Excerpts from an interface dataset:
BEGIN
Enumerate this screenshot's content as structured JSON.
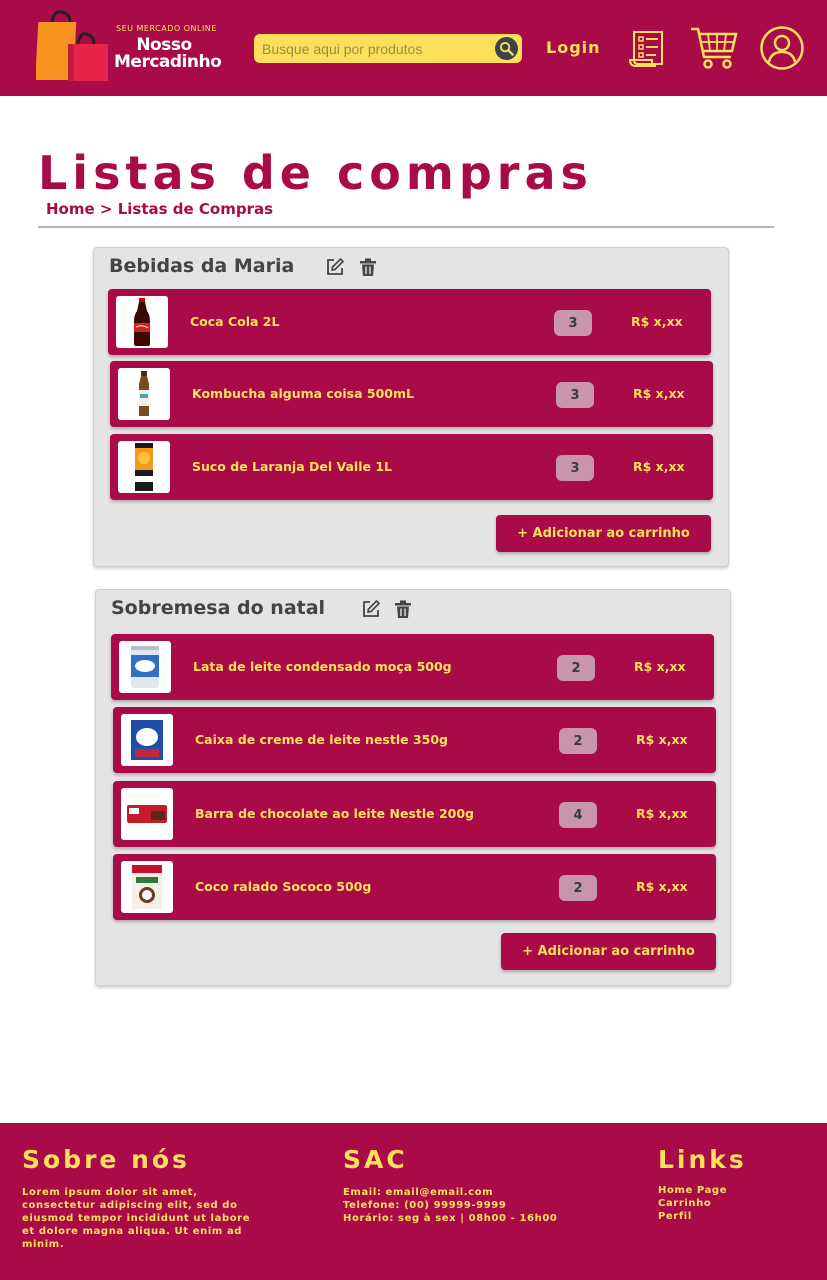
{
  "header": {
    "logo_tagline": "SEU MERCADO ONLINE",
    "logo_name": "Nosso Mercadinho",
    "search_placeholder": "Busque aqui por produtos",
    "login_label": "Login"
  },
  "page": {
    "title": "Listas de compras",
    "breadcrumb": {
      "home": "Home",
      "separator": " > ",
      "current": "Listas de Compras"
    }
  },
  "lists": [
    {
      "title": "Bebidas da Maria",
      "add_label": "+ Adicionar ao carrinho",
      "items": [
        {
          "name": "Coca Cola 2L",
          "qty": "3",
          "price": "R$ x,xx",
          "image": "coke-bottle"
        },
        {
          "name": "Kombucha alguma coisa 500mL",
          "qty": "3",
          "price": "R$ x,xx",
          "image": "kombucha-bottle"
        },
        {
          "name": "Suco de Laranja Del Valle 1L",
          "qty": "3",
          "price": "R$ x,xx",
          "image": "juice-carton"
        }
      ]
    },
    {
      "title": "Sobremesa do natal",
      "add_label": "+ Adicionar ao carrinho",
      "items": [
        {
          "name": "Lata de leite condensado moça 500g",
          "qty": "2",
          "price": "R$ x,xx",
          "image": "condensed-milk-can"
        },
        {
          "name": "Caixa de creme de leite nestle 350g",
          "qty": "2",
          "price": "R$ x,xx",
          "image": "cream-box"
        },
        {
          "name": "Barra de chocolate ao leite Nestle 200g",
          "qty": "4",
          "price": "R$ x,xx",
          "image": "chocolate-bar"
        },
        {
          "name": "Coco ralado Sococo 500g",
          "qty": "2",
          "price": "R$ x,xx",
          "image": "coconut-pack"
        }
      ]
    }
  ],
  "footer": {
    "about_title": "Sobre nós",
    "about_text": "Lorem ipsum dolor sit amet, consectetur adipiscing elit, sed do eiusmod tempor incididunt ut labore et dolore magna aliqua. Ut enim ad minim.",
    "sac_title": "SAC",
    "sac_email": "Email: email@email.com",
    "sac_phone": "Telefone: (00) 99999-9999",
    "sac_hours": "Horário: seg à sex | 08h00 - 16h00",
    "links_title": "Links",
    "links": [
      "Home Page",
      "Carrinho",
      "Perfil"
    ]
  },
  "colors": {
    "brand": "#a90b49",
    "accent": "#fde05a",
    "card_bg": "#e4e4e4",
    "qty_bg": "#c796ab"
  }
}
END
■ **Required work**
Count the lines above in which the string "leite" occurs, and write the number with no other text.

■ **Result of this exercise**
3